“As he closed his eyes, I raised the rock high over my head, drove it down into his face and head, and took off … I heard him howl in pain but I never looked back.” When the kid shows up on his doorstep, Brown stares him down.

The future Senator was seven years old at the time of this alleged heroism.


There’s this funny thing that happens when we read a book, even one that bills itself as non-fiction. We suspend disbelief. We make this choice because we want from our stories a brand of heroism, of exalted possibility, that we don’t encounter in our actual lives.

What depresses me are the brands of heroism we choose to privilege. In all of these memoirs, the fake stuff is utterly, almost comically, cliché. It always involves lurid violence, which the protagonist valiantly withstands or transcends.

There’s a poverty of imagination in these works that reminds me of reality television, those contrived biospheres in which real people wind up assuming roles – the vixen, the cad, etc. – cribbed from a million yellowed scripts.


What about weakness? What about doubt and terror? Isn’t that where most of us spend our given hours? If we’re honest, I mean. What makes fake memoirs offensive isn’t that someone has lied to us, but that we consent to being lied to. We lie to ourselves.


Some view the Mortenson affair as another overblown literary scandal, one of those rituals by which the Fourth Estate both makes hay and cleanses its conscience.

I’ll buy that. But it’s part of something larger, too: a radical shift in our relationship to the truth.

Leaders have always lied to their people. The ones who tell the most extravagant lies tend to do the best. What’s changed is our access to the truth, and our corresponding capacity for denial. The case for war in Iraq was built on lies. We all knew this. We all went along.

Politicians think nothing of lying, because there is no real political consequence to lying. Oh sure, the late night comics might kick you around for a few minutes. But that’s about it. Nobody investigates you.
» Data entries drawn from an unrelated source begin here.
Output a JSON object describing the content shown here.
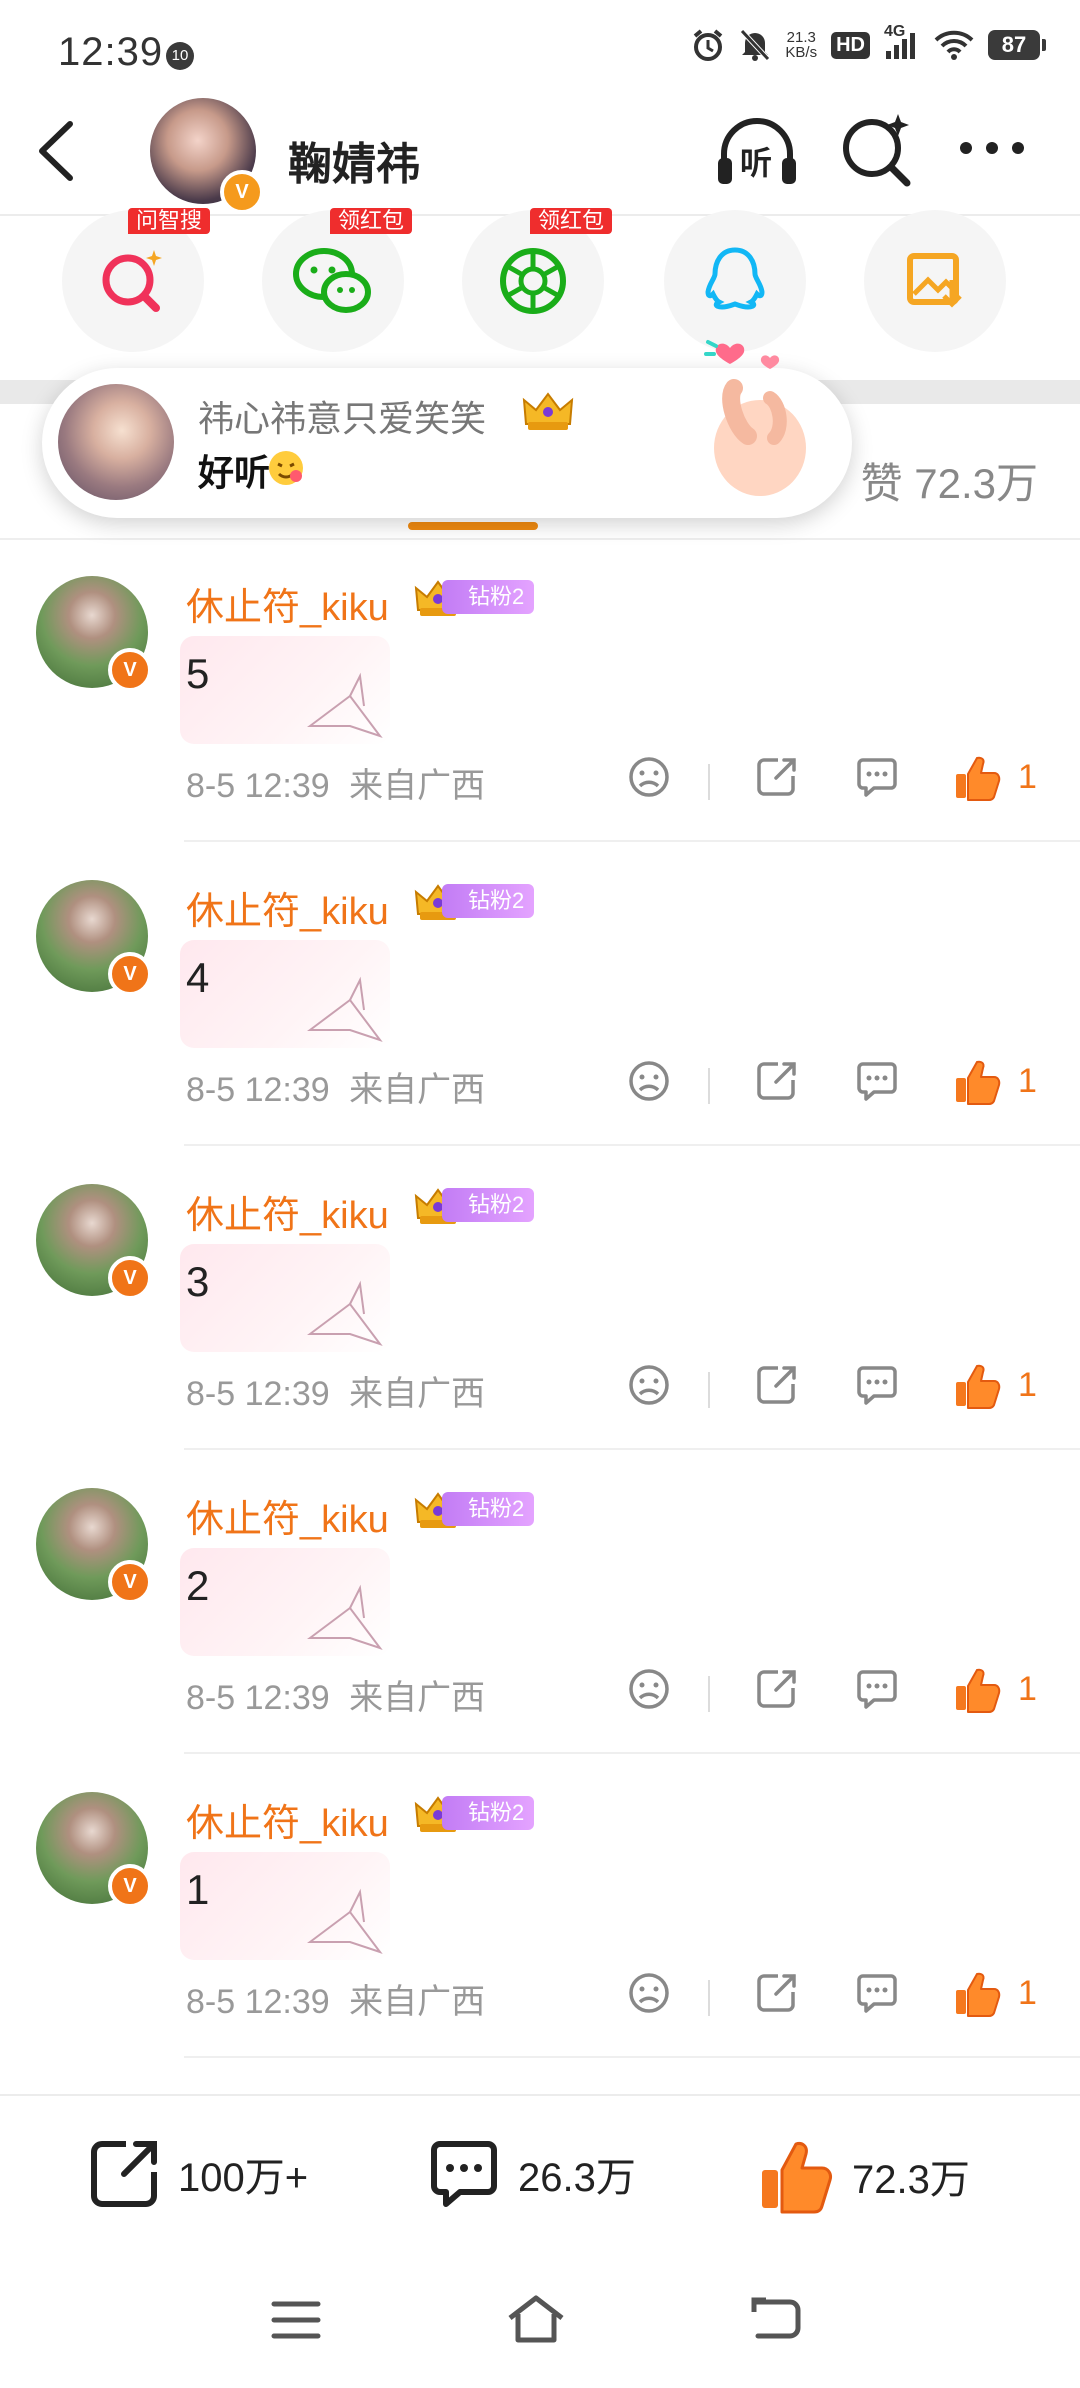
{
  "status_bar": {
    "time": "12:39",
    "notif_badge": "10",
    "speed_value": "21.3",
    "speed_unit": "KB/s",
    "hd": "HD",
    "network": "4G",
    "battery": "87"
  },
  "header": {
    "title": "鞠婧祎",
    "listen_label": "听",
    "verified_badge": "V"
  },
  "share_row": {
    "items": [
      {
        "icon": "ask-search-icon",
        "tag": "问智搜"
      },
      {
        "icon": "wechat-icon",
        "tag": "领红包"
      },
      {
        "icon": "moments-icon",
        "tag": "领红包"
      },
      {
        "icon": "qq-icon",
        "tag": ""
      },
      {
        "icon": "save-image-icon",
        "tag": ""
      }
    ]
  },
  "toast": {
    "name": "祎心祎意只爱笑笑",
    "message": "好听"
  },
  "likes_label": "赞 72.3万",
  "comments": [
    {
      "name": "休止符_kiku",
      "fan_badge": "钻粉2",
      "text": "5",
      "time": "8-5 12:39",
      "location": "来自广西",
      "likes": "1"
    },
    {
      "name": "休止符_kiku",
      "fan_badge": "钻粉2",
      "text": "4",
      "time": "8-5 12:39",
      "location": "来自广西",
      "likes": "1"
    },
    {
      "name": "休止符_kiku",
      "fan_badge": "钻粉2",
      "text": "3",
      "time": "8-5 12:39",
      "location": "来自广西",
      "likes": "1"
    },
    {
      "name": "休止符_kiku",
      "fan_badge": "钻粉2",
      "text": "2",
      "time": "8-5 12:39",
      "location": "来自广西",
      "likes": "1"
    },
    {
      "name": "休止符_kiku",
      "fan_badge": "钻粉2",
      "text": "1",
      "time": "8-5 12:39",
      "location": "来自广西",
      "likes": "1"
    }
  ],
  "bottom_bar": {
    "repost_count": "100万+",
    "comment_count": "26.3万",
    "like_count": "72.3万"
  },
  "colors": {
    "accent_orange": "#f07418",
    "like_orange": "#f07418",
    "tag_red": "#ef2d2d",
    "fan_purple": "#c27cf5"
  }
}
Nobody even tries to impeach you, unless you’re a Democratic president and you lie about an extra-marital affair.


In a sense, the internet has made us all memoirists. We spend more and more time in front of screens, constructing our identities. Rather than building small communities of friendship in the real world, we seek the adulation – or at least the attention – of a million strangers.

We tell the stories that make us seem heroic, and suppress the ones that reveal our cowardice and cruelty. Our rhetoric becomes more provocative, dismissive. We type things that common decency would forbid us from saying in person.

Our cultural habits of thought and feeling have begun to ape the tabloid news in which we marinade. Mankind has always needed myths. We invent beliefs to protect ourselves from unbearable truths. But I can’t think of an era in which clearly demonstrable lies of self-interest have been so richly rewarded.


I have no problem with David Sedaris goosing up his dialogue with a bit of drollery, as long as he’s making a good faith effort to reconstruct an exchange that actually took place. That’s his license as a humorist.

But writers who purport to be telling painful truths – like politicians speaking on the floor of the Senate – shouldn’t lie. And when they do, they should be held to account.

The problem isn’t that the truth is a slippery concept. The problem is that our cultural reverence for truth has eroded. It’s this erosion that has led us to ignore the scientific evidence of our own peril. It’s what allows an entire political party to subsist on innuendo and lies. And it’s what sends ambitious, insecure people such as Mortenson zooming into self-mythification.

He wanted to be heard. That meant turning away from the quieter, more terrifying province of truth.


When I was ten years old, I smashed my older brother in the mouth with a baseball bat. His memory says it was a mistake. My memory isn’t so sure. I was angry enough to want him dead. But I also worshipped him like a God. The truth isn’t one way or another. It’s not accidental or premeditated. It’s not evil or noble. The truth is I loved Dave but couldn’t make him love me back. That feeling never goes away. The truth is the blood.


“You Lie” rat by Banksy.

Steve Almond's most recent book, Against Football, was a New York Times bestseller for at least three seconds. More from this author →